### RECORDS SHOWN
====================

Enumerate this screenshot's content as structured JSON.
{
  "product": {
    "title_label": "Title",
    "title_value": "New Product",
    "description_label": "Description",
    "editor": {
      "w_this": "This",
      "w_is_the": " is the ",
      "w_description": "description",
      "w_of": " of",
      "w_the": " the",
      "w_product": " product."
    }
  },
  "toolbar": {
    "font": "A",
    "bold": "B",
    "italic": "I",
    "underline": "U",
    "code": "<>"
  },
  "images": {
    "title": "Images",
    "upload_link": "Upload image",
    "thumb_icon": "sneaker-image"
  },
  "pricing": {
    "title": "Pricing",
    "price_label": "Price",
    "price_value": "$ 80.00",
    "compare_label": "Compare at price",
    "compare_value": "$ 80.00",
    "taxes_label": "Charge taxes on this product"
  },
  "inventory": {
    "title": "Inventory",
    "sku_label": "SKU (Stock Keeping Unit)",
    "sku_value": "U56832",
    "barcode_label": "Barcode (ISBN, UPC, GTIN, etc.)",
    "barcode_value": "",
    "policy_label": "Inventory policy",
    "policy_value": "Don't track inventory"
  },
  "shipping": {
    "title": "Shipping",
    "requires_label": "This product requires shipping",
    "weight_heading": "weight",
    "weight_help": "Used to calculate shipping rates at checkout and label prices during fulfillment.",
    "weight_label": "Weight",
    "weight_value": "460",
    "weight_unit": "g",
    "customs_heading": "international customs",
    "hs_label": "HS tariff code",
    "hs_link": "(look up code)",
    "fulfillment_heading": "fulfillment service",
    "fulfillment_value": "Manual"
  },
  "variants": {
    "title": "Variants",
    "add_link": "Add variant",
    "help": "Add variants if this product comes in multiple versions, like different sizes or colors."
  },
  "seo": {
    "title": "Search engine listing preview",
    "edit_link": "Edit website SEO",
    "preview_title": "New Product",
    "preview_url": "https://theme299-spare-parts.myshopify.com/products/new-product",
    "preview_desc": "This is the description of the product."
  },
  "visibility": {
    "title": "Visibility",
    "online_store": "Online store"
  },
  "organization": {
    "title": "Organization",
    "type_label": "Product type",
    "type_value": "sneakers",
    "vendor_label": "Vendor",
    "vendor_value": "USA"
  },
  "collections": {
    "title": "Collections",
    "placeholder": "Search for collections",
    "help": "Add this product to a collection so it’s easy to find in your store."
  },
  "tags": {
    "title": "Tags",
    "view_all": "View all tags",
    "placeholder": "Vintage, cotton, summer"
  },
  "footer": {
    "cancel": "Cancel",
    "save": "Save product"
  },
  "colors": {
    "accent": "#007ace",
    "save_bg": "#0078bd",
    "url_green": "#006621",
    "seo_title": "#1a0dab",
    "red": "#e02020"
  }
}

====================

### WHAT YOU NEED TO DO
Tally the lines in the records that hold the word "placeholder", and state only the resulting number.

### EXERCISE RESPONSE
2